Sites chosen, we began the fieldwork. It is a relatively straightforward data collection process, but thesis timing meant that we would be working in the winter. Many readers of this blog will recognize the challenges presented by a northern European winter – short days, low temperatures, and often water in some form falling from the sky. We were fortunate in that our professor Thomas and some of our friends and fellow students joined us to help despite all of that. It should also be said that some of the work is easier in the winter when the leaves are off of the broadleaves; for example, measuring tree heights and surveying tree crowns for microhabitats. We found ourselves racing to finish in spring 2020 as the leaves began to flush and the corona crisis began to unfold.

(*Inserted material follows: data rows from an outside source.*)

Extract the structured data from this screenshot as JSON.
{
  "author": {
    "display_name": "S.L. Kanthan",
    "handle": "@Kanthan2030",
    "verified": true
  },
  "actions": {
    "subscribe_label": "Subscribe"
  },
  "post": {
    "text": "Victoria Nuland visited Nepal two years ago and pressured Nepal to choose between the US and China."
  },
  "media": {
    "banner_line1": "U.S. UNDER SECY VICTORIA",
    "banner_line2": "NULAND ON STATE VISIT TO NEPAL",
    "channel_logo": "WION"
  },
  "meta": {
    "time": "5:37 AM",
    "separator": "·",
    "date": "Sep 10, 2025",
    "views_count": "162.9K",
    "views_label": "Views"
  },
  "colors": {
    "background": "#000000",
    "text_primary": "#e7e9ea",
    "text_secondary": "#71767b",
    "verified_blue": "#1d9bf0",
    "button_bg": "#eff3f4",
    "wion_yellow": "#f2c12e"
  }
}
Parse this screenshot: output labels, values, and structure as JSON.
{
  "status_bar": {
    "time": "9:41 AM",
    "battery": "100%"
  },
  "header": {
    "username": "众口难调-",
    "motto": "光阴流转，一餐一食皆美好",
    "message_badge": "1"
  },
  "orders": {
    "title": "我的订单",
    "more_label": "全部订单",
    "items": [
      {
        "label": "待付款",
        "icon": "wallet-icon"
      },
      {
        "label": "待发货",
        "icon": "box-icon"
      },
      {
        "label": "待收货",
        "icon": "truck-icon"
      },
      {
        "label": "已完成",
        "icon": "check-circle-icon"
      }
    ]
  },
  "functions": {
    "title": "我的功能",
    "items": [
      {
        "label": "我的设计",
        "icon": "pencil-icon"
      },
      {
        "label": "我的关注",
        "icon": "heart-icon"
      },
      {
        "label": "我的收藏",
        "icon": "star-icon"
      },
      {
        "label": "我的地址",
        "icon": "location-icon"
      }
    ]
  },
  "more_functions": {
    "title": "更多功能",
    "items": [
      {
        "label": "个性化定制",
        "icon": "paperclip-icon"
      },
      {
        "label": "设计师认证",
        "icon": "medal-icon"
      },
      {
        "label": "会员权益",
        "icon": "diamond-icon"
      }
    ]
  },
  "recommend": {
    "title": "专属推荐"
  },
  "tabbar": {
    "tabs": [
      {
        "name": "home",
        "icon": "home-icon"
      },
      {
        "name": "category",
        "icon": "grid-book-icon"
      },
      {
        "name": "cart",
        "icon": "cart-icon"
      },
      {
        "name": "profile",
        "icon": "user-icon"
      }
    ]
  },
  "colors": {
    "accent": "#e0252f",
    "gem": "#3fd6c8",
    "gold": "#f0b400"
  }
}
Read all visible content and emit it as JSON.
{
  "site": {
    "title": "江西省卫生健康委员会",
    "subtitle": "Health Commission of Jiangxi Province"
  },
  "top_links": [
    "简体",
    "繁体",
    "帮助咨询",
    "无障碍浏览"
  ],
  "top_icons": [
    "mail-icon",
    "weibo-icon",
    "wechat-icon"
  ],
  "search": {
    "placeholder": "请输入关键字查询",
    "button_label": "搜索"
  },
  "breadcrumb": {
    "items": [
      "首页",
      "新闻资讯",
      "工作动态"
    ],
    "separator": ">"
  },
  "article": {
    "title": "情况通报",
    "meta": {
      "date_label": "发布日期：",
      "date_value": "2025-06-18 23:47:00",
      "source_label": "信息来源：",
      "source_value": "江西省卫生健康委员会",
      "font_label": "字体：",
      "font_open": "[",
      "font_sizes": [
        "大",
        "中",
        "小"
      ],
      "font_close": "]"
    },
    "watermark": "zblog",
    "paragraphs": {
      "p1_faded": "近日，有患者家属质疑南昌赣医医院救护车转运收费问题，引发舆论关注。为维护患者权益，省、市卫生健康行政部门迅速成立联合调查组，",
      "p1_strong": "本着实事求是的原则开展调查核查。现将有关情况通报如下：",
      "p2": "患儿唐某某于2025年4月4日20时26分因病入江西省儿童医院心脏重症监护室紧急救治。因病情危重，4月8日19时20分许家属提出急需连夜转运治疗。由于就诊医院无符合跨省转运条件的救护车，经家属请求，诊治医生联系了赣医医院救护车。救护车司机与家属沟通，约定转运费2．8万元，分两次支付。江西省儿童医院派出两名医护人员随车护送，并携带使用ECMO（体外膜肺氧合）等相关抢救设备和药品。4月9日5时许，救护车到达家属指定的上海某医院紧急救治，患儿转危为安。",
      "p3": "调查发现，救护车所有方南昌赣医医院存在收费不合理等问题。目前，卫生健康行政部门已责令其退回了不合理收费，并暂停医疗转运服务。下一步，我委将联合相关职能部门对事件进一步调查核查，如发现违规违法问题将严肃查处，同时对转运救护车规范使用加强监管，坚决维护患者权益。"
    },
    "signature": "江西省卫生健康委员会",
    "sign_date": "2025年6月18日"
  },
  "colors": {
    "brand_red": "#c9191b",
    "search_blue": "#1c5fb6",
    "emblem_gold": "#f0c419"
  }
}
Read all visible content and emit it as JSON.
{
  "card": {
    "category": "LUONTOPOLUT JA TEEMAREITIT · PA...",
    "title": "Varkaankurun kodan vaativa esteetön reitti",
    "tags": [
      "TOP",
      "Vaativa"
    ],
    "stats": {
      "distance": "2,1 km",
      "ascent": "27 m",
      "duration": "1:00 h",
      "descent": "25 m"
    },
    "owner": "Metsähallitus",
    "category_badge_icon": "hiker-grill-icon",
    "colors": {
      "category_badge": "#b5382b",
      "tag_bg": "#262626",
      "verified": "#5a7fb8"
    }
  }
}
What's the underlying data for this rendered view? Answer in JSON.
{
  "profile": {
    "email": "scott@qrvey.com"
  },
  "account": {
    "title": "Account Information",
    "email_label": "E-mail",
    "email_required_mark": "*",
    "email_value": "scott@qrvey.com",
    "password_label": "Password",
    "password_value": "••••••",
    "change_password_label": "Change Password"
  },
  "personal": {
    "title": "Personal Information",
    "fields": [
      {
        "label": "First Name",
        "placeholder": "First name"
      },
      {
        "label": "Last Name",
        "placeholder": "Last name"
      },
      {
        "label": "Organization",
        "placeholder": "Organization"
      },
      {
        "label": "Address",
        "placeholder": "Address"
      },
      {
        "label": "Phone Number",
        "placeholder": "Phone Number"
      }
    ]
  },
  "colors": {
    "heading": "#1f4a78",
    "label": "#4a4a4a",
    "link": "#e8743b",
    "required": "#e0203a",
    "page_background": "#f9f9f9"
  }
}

With the datasets complete, we began developing the carbon model. Using volume and biomass equations, it was relatively simple to calculate the carbon stored in the existing trees. The real key for us was information unique to the marteloscope data set: every tree is graded for quality , and volumes of quality grades are also calculated. With this information, and knowledge about who the wood is sold to when the tree is harvested, we could assume what sort of products the wood might end up in, and therefore how long it would last outside of the forest, continuing to store carbon. We also considered displaced emissions; if wood from our marteloscope were to be used in construction instead of concrete, for example, we could estimate those substituted carbon emissions.
Climate benefits of harvesting?
Hopefully, you will be able to read more about our results in an upcoming publication, but we found that (at least in our stands) in terms of climate mitigation, harvesting of trees in a continuous cover system through thinning provided an advantage in every case over leaving a stand to grow without harvesting. Of course, harvesting comes with trade-offs between climate mitigation, biodiversity, and economy. If carbon calculations could be incorporated into the marteloscope tablet software, this would allow users to see these trade-offs at an individual tree level. We think that this would make the marteloscope an even more valuable tool, enabling users – whether they are forest managers, students, or policy makers – to make more informed forest management decisions.
If we have better insight about how it may be possible to manage forests for both climate benefit and increased biodiversity, it could inform many discussions taking place today. Including carbon considerations into Integrated Forest Management is in some ways a missing piece of the puzzle.
We hope that our story demonstrates the power of the marteloscopes as a learning tool. We first visited a marteloscope as students, were inspired by the learning that took place there, and then had the opportunity to bring that back with us, build on it, and work to continue passing it on to others. Isn’t that how education and science are supposed to work?